THE PROBLEM: Below are records; say how many of their lines include the word "date", giving nothing but the number.

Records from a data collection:
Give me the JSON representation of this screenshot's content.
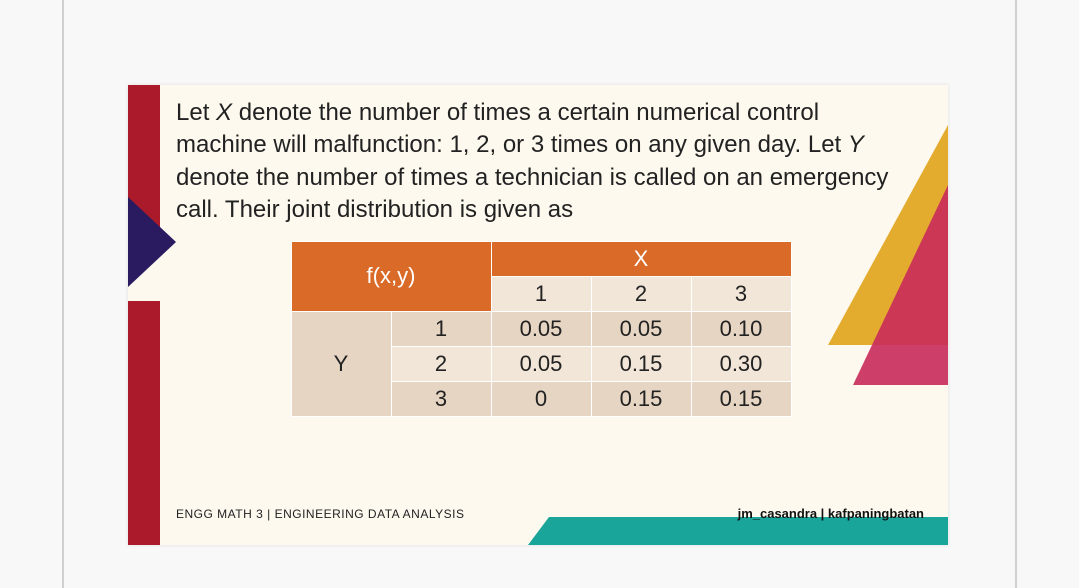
{
  "problem_text": {
    "line1a": "Let ",
    "x": "X ",
    "line1b": "denote the number of times a certain numerical control machine will malfunction: 1, 2, or 3 times on any given day. Let  ",
    "y": "Y ",
    "line1c": "denote the number of times a technician is called on an emergency call. Their joint distribution is given as"
  },
  "table": {
    "fxy": "f(x,y)",
    "X": "X",
    "Y": "Y",
    "x_levels": [
      "1",
      "2",
      "3"
    ],
    "y_levels": [
      "1",
      "2",
      "3"
    ],
    "rows": [
      [
        "0.05",
        "0.05",
        "0.10"
      ],
      [
        "0.05",
        "0.15",
        "0.30"
      ],
      [
        "0",
        "0.15",
        "0.15"
      ]
    ]
  },
  "footer": {
    "left": "ENGG MATH 3 | ENGINEERING DATA ANALYSIS",
    "right": "jm_casandra | kafpaningbatan"
  },
  "chart_data": {
    "type": "table",
    "title": "Joint probability distribution f(x,y)",
    "x_variable": "X (machine malfunctions per day)",
    "y_variable": "Y (emergency technician calls)",
    "x_levels": [
      1,
      2,
      3
    ],
    "y_levels": [
      1,
      2,
      3
    ],
    "matrix": [
      [
        0.05,
        0.05,
        0.1
      ],
      [
        0.05,
        0.15,
        0.3
      ],
      [
        0.0,
        0.15,
        0.15
      ]
    ]
  }
}
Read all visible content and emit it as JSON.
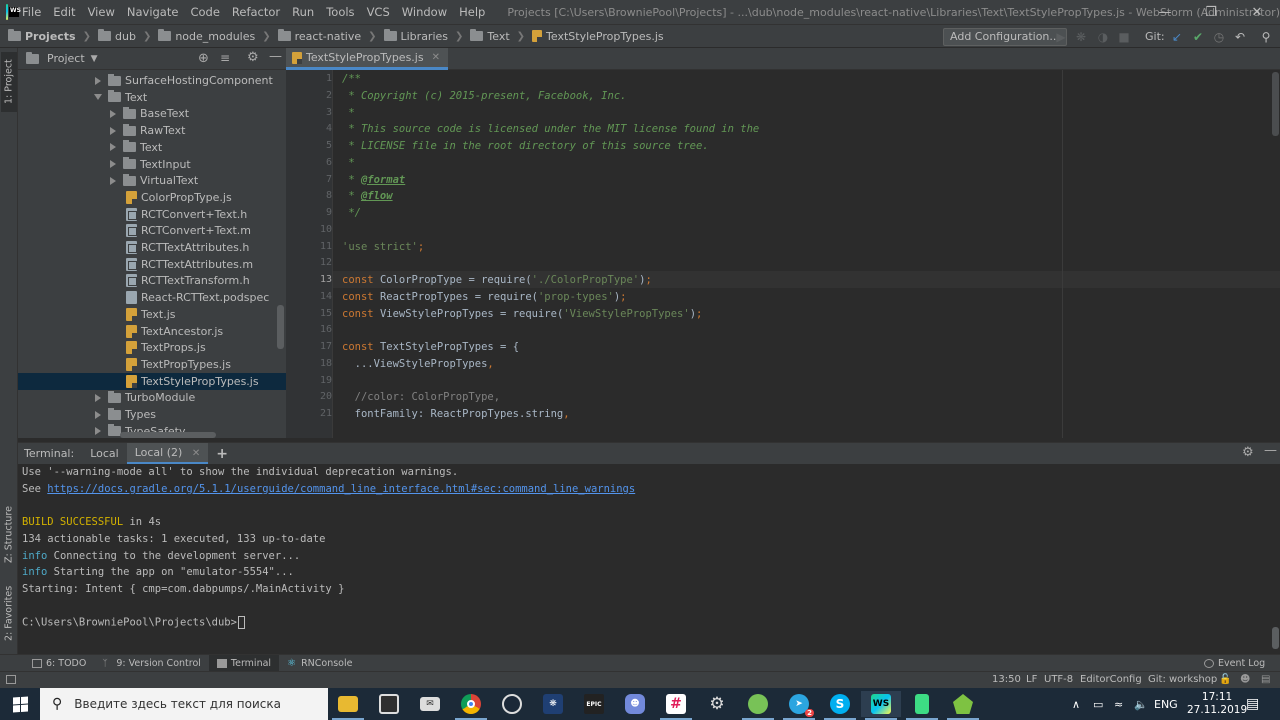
{
  "menubar": {
    "logo_text": "WS",
    "items": [
      "File",
      "Edit",
      "View",
      "Navigate",
      "Code",
      "Refactor",
      "Run",
      "Tools",
      "VCS",
      "Window",
      "Help"
    ],
    "window_title": "Projects [C:\\Users\\BrowniePool\\Projects] - ...\\dub\\node_modules\\react-native\\Libraries\\Text\\TextStylePropTypes.js - WebStorm (Administrator)"
  },
  "navbar": {
    "crumbs": [
      "Projects",
      "dub",
      "node_modules",
      "react-native",
      "Libraries",
      "Text",
      "TextStylePropTypes.js"
    ],
    "add_config": "Add Configuration...",
    "git_label": "Git:"
  },
  "left_stripe": {
    "project_tab": "1: Project",
    "structure_tab": "Z: Structure",
    "favorites_tab": "2: Favorites"
  },
  "project_panel": {
    "title": "Project",
    "rows": [
      {
        "label": "SurfaceHostingComponent",
        "kind": "folder",
        "state": "collapsed",
        "depth": 1
      },
      {
        "label": "Text",
        "kind": "folder",
        "state": "expanded",
        "depth": 1
      },
      {
        "label": "BaseText",
        "kind": "folder",
        "state": "collapsed",
        "depth": 2
      },
      {
        "label": "RawText",
        "kind": "folder",
        "state": "collapsed",
        "depth": 2
      },
      {
        "label": "Text",
        "kind": "folder",
        "state": "collapsed",
        "depth": 2
      },
      {
        "label": "TextInput",
        "kind": "folder",
        "state": "collapsed",
        "depth": 2
      },
      {
        "label": "VirtualText",
        "kind": "folder",
        "state": "collapsed",
        "depth": 2
      },
      {
        "label": "ColorPropType.js",
        "kind": "js",
        "depth": 2
      },
      {
        "label": "RCTConvert+Text.h",
        "kind": "h",
        "depth": 2
      },
      {
        "label": "RCTConvert+Text.m",
        "kind": "h",
        "depth": 2
      },
      {
        "label": "RCTTextAttributes.h",
        "kind": "h",
        "depth": 2
      },
      {
        "label": "RCTTextAttributes.m",
        "kind": "h",
        "depth": 2
      },
      {
        "label": "RCTTextTransform.h",
        "kind": "h",
        "depth": 2
      },
      {
        "label": "React-RCTText.podspec",
        "kind": "spec",
        "depth": 2
      },
      {
        "label": "Text.js",
        "kind": "js",
        "depth": 2
      },
      {
        "label": "TextAncestor.js",
        "kind": "js",
        "depth": 2
      },
      {
        "label": "TextProps.js",
        "kind": "js",
        "depth": 2
      },
      {
        "label": "TextPropTypes.js",
        "kind": "js",
        "depth": 2
      },
      {
        "label": "TextStylePropTypes.js",
        "kind": "js",
        "depth": 2,
        "selected": true
      },
      {
        "label": "TurboModule",
        "kind": "folder",
        "state": "collapsed",
        "depth": 1
      },
      {
        "label": "Types",
        "kind": "folder",
        "state": "collapsed",
        "depth": 1
      },
      {
        "label": "TypeSafety",
        "kind": "folder",
        "state": "collapsed",
        "depth": 1
      }
    ]
  },
  "editor": {
    "tab_label": "TextStylePropTypes.js",
    "current_line": 13,
    "line_numbers": [
      "1",
      "2",
      "3",
      "4",
      "5",
      "6",
      "7",
      "8",
      "9",
      "10",
      "11",
      "12",
      "13",
      "14",
      "15",
      "16",
      "17",
      "18",
      "19",
      "20",
      "21"
    ],
    "lines": [
      [
        {
          "t": "/**",
          "c": "cmt"
        }
      ],
      [
        {
          "t": " * Copyright (c) 2015-present, Facebook, Inc.",
          "c": "cmt"
        }
      ],
      [
        {
          "t": " *",
          "c": "cmt"
        }
      ],
      [
        {
          "t": " * This source code is licensed under the MIT license found in the",
          "c": "cmt"
        }
      ],
      [
        {
          "t": " * LICENSE file in the root directory of this source tree.",
          "c": "cmt"
        }
      ],
      [
        {
          "t": " *",
          "c": "cmt"
        }
      ],
      [
        {
          "t": " * ",
          "c": "cmt"
        },
        {
          "t": "@format",
          "c": "tag"
        }
      ],
      [
        {
          "t": " * ",
          "c": "cmt"
        },
        {
          "t": "@flow",
          "c": "tag"
        }
      ],
      [
        {
          "t": " */",
          "c": "cmt"
        }
      ],
      [],
      [
        {
          "t": "'use strict'",
          "c": "str"
        },
        {
          "t": ";",
          "c": "kw"
        }
      ],
      [],
      [
        {
          "t": "const ",
          "c": "kw"
        },
        {
          "t": "ColorPropType = require(",
          "c": ""
        },
        {
          "t": "'./ColorPropType'",
          "c": "str"
        },
        {
          "t": ")",
          "c": ""
        },
        {
          "t": ";",
          "c": "kw"
        }
      ],
      [
        {
          "t": "const ",
          "c": "kw"
        },
        {
          "t": "ReactPropTypes = require(",
          "c": ""
        },
        {
          "t": "'prop-types'",
          "c": "str"
        },
        {
          "t": ")",
          "c": ""
        },
        {
          "t": ";",
          "c": "kw"
        }
      ],
      [
        {
          "t": "const ",
          "c": "kw"
        },
        {
          "t": "ViewStylePropTypes = require(",
          "c": ""
        },
        {
          "t": "'ViewStylePropTypes'",
          "c": "str"
        },
        {
          "t": ")",
          "c": ""
        },
        {
          "t": ";",
          "c": "kw"
        }
      ],
      [],
      [
        {
          "t": "const ",
          "c": "kw"
        },
        {
          "t": "TextStylePropTypes = {",
          "c": ""
        }
      ],
      [
        {
          "t": "  ...ViewStylePropTypes",
          "c": ""
        },
        {
          "t": ",",
          "c": "kw"
        }
      ],
      [],
      [
        {
          "t": "  //color: ColorPropType,",
          "c": "gcmt"
        }
      ],
      [
        {
          "t": "  fontFamily: ReactPropTypes.string",
          "c": ""
        },
        {
          "t": ",",
          "c": "kw"
        }
      ]
    ]
  },
  "terminal": {
    "label": "Terminal:",
    "tabs": [
      "Local",
      "Local (2)"
    ],
    "active_tab": 1,
    "add_symbol": "+",
    "lines": [
      [
        {
          "t": "Use '--warning-mode all' to show the individual deprecation warnings.",
          "c": ""
        }
      ],
      [
        {
          "t": "See ",
          "c": ""
        },
        {
          "t": "https://docs.gradle.org/5.1.1/userguide/command_line_interface.html#sec:command_line_warnings",
          "c": "link"
        }
      ],
      [],
      [
        {
          "t": "BUILD SUCCESSFUL",
          "c": "yellow"
        },
        {
          "t": " in 4s",
          "c": ""
        }
      ],
      [
        {
          "t": "134 actionable tasks: 1 executed, 133 up-to-date",
          "c": ""
        }
      ],
      [
        {
          "t": "info",
          "c": "cyan"
        },
        {
          "t": " Connecting to the development server...",
          "c": ""
        }
      ],
      [
        {
          "t": "info",
          "c": "cyan"
        },
        {
          "t": " Starting the app on \"emulator-5554\"...",
          "c": ""
        }
      ],
      [
        {
          "t": "Starting: Intent { cmp=com.dabpumps/.MainActivity }",
          "c": ""
        }
      ],
      [],
      [
        {
          "t": "C:\\Users\\BrowniePool\\Projects\\dub>",
          "c": ""
        }
      ]
    ]
  },
  "tool_windows": {
    "todo": "6: TODO",
    "version_control": "9: Version Control",
    "terminal": "Terminal",
    "rnconsole": "RNConsole",
    "event_log": "Event Log"
  },
  "status_bar": {
    "position": "13:50",
    "line_sep": "LF",
    "encoding": "UTF-8",
    "editor_config": "EditorConfig",
    "git_branch": "Git: workshop"
  },
  "taskbar": {
    "search_placeholder": "Введите здесь текст для поиска",
    "lang": "ENG",
    "time": "17:11",
    "date": "27.11.2019",
    "notification_badge": "2"
  },
  "colors": {
    "accent": "#4a88c7",
    "selection": "#0d293e",
    "comment": "#629755",
    "string": "#6a8759",
    "keyword": "#cc7832"
  }
}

EXERCISE OUTPUT: 2